Website and app data records:
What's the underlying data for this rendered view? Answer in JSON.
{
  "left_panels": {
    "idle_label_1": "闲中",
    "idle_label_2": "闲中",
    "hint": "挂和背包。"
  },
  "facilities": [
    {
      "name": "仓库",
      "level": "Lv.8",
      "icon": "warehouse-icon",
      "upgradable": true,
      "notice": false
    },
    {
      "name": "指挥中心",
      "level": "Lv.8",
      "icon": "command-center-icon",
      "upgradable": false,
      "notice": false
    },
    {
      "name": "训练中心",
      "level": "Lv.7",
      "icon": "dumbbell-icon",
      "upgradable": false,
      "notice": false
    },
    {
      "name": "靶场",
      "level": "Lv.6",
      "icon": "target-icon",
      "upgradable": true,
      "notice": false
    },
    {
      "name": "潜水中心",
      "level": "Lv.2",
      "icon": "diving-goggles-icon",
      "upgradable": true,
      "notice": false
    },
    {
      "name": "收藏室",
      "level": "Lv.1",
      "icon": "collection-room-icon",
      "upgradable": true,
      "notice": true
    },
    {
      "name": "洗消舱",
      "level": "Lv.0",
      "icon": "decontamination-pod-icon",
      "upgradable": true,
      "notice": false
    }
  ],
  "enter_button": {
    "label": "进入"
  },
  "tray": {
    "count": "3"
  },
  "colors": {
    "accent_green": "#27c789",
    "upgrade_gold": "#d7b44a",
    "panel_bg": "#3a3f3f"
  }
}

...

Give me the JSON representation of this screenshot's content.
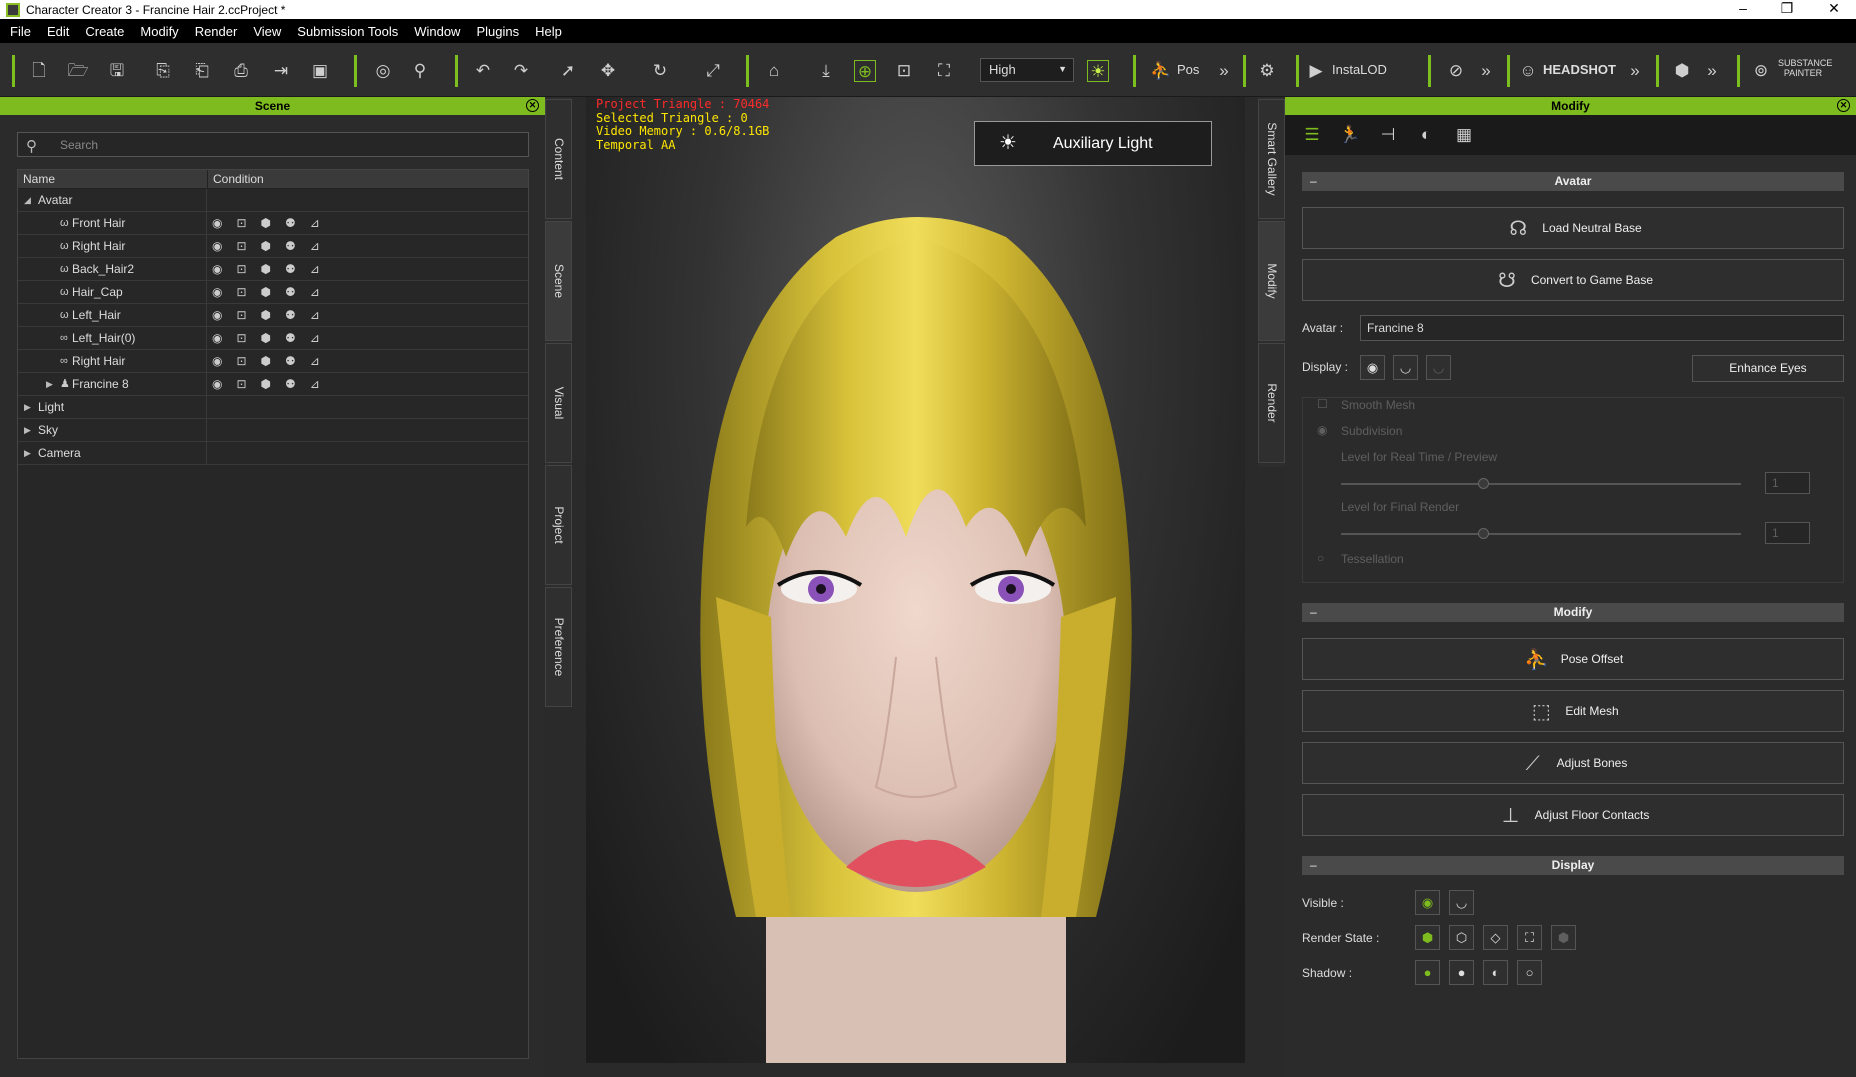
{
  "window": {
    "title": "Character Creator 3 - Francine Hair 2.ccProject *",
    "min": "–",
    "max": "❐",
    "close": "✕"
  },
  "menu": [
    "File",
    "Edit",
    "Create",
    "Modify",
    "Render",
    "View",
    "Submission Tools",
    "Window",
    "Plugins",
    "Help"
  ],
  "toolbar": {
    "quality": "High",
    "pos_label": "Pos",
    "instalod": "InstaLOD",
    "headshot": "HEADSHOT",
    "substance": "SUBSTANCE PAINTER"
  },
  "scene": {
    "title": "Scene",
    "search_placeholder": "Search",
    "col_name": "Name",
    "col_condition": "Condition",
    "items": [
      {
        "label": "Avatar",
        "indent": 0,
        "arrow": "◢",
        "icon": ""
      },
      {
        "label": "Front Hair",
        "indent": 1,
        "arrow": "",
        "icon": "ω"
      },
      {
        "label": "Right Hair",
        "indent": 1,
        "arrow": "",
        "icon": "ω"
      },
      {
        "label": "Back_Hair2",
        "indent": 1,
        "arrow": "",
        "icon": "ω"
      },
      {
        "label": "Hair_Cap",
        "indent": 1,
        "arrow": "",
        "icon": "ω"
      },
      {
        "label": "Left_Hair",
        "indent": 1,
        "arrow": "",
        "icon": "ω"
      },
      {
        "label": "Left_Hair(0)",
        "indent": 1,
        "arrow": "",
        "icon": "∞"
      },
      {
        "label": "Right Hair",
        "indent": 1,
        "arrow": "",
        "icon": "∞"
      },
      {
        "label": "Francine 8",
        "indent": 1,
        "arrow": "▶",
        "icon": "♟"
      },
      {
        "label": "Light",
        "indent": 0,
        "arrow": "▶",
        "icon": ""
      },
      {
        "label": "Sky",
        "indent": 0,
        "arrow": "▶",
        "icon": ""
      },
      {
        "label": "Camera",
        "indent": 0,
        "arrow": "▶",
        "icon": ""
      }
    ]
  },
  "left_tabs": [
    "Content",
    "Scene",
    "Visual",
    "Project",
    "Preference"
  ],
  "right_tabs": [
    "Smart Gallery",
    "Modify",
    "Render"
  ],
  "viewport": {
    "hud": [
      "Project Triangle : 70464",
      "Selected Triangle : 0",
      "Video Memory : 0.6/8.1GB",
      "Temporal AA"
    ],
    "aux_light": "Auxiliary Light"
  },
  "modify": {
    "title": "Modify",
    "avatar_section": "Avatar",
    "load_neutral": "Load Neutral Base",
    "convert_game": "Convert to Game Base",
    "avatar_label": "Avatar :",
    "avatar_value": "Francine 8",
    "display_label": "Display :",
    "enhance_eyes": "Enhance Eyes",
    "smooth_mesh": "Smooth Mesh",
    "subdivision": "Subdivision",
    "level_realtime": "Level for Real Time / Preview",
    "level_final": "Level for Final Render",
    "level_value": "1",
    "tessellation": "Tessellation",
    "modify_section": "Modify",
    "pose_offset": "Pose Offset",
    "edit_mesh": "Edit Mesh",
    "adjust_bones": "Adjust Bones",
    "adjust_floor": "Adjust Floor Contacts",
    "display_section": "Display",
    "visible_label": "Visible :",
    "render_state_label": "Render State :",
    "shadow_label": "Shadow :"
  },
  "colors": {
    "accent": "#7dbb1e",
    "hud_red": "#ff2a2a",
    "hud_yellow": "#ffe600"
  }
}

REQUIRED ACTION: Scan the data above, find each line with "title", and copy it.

SOLUTION TO THE PROBLEM:
    "title": "Character Creator 3 - Francine Hair 2.ccProject *",
    "title": "Scene",
    "title": "Modify",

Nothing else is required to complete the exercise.